“We need to stand up as a community and denounce this despicable act,” Webber said. “We will find whoever did it and punish them to the full extent of the law.
“The Singhs are a long-standing Sikh family that has used its own resources to feed homeless Santa Feans through the goodness of their hearts,” he continued. “For them to be attacked this way breaks our hearts.”
Gov. Michelle Lujan Grisham posted a Twitter message Tuesday morning saying she had spoken with Baljit Singh and “let him know that our community is with him.”
“We will not stand for such hatred in New Mexico,” Lujan Grisham said.
City Councilor Signe Lindell arrived at the restaurant early Tuesday afternoon and said the vandalism would be discussed at Wednesday’s council meeting.
“People are heartbroken about this,” Lindell said. “Just heartbroken. I mean, it’s kind of this step into a place that we just don’t even want to imagine.”
The Anti-Defamation League’s Mountain States Region released a statement Tuesday saying the organization was “deeply disturbed” by the incident.
The Council on American-Islamic Relations also condemned the attack.
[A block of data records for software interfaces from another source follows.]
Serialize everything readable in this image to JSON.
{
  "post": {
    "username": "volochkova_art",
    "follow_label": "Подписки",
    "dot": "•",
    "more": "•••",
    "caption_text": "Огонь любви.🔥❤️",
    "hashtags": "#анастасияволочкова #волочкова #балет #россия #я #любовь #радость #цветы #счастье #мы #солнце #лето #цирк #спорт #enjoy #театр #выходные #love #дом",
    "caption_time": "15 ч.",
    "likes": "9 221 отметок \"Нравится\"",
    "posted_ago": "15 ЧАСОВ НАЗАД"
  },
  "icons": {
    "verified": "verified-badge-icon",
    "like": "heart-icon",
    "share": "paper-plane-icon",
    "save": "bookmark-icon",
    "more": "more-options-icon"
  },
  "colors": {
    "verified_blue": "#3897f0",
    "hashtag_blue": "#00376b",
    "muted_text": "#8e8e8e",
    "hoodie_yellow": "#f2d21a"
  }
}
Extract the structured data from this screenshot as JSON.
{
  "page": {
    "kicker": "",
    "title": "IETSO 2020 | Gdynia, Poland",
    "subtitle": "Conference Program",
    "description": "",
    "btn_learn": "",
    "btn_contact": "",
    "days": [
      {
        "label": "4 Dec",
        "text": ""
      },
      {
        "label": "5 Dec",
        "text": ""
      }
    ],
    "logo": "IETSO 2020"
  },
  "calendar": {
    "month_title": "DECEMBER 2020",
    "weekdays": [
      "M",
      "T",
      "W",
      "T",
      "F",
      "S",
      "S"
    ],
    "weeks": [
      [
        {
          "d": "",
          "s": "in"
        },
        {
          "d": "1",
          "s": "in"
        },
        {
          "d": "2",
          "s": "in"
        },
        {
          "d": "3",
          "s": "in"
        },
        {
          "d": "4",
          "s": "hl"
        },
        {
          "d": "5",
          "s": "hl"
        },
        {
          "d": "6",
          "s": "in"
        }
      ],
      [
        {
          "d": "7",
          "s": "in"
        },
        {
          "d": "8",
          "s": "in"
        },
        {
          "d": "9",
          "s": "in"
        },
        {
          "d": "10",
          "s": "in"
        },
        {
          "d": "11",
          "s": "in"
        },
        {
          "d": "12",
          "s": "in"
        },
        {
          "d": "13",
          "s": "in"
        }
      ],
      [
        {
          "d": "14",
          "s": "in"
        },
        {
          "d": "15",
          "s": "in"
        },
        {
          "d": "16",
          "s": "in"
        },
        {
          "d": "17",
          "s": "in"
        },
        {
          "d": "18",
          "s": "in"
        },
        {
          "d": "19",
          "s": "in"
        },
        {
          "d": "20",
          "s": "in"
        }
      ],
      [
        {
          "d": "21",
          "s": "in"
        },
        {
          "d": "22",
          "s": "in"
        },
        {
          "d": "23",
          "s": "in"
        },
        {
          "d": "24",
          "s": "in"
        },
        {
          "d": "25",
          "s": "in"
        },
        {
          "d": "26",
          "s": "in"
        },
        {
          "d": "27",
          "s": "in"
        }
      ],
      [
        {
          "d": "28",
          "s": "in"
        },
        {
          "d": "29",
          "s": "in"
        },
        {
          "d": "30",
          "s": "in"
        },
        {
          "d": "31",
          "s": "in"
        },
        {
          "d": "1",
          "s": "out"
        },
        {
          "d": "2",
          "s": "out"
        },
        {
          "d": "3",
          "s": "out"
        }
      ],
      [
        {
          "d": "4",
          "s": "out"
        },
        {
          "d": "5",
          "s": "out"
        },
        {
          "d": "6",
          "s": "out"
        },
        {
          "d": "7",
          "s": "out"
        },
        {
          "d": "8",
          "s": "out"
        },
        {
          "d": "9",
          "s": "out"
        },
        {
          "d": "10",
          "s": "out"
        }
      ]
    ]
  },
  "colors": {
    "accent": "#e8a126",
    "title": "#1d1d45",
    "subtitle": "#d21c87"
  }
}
“No community should ever experience this disgusting bigotry and racism,” said Sim Singh, senior manager of policy and advocacy at the Sikh Coalition.
“These racist acts are meant to divide us, but we are strongest when we stand together,” he added.
Support for the restaurant has poured in from the community. Many people stopped by the restaurant Tuesday afternoon to leave bouquets of flowers, cards, notes saying they wanted to help clean up the damage and even cash.
Multiple fundraising campaigns also have been launched to aid India Palace. A GoFundMe campaign started by fellow Indian restaurant Paper Dosa had raised nearly $57,000 by Tuesday evening.
In all, the campaigns had raised more than $100,000.
Some people were posting messages on social media questioning whether the attack was a hoax. Brown said he had seen such comments.
“I wish this was not real. I wish this was not happening, but it’s happening,” he said.
Brown and Baljot Singh said they do not know who is responsible for the attack. They cited a violent incident Thursday involving an armed man who had parked in the restaurant’s reserved spots in a city lot, though it was unclear if the altercation was related to the break-in.
Brown said he had left a note on the man’s car, asking him not to park there again.
Later in the day, when Brown was inside the restaurant speaking with a customer on the phone, he could hear the man yelling at Baljit Singh, he said. He went outside to intervene.
“It just gets worse and worse, and he decides he’s going to try and fight with me and then he tries to pull out his gun,” Brown said.
Sikhs, members of a South Asian religion, have faced increased discrimination since 9/11. The FBI’s 2018 report on hate crimes found there was a 200 percent increase in anti-Sikh incidents from the previous year.
Baljot Singh said he was often bullied in school for wearing a turban while he was growing up and has “been called a lot of nasty things, and it just wasn’t right.”
“A lot of people are not educated about what the Sikh culture is, and they need to be,” he said.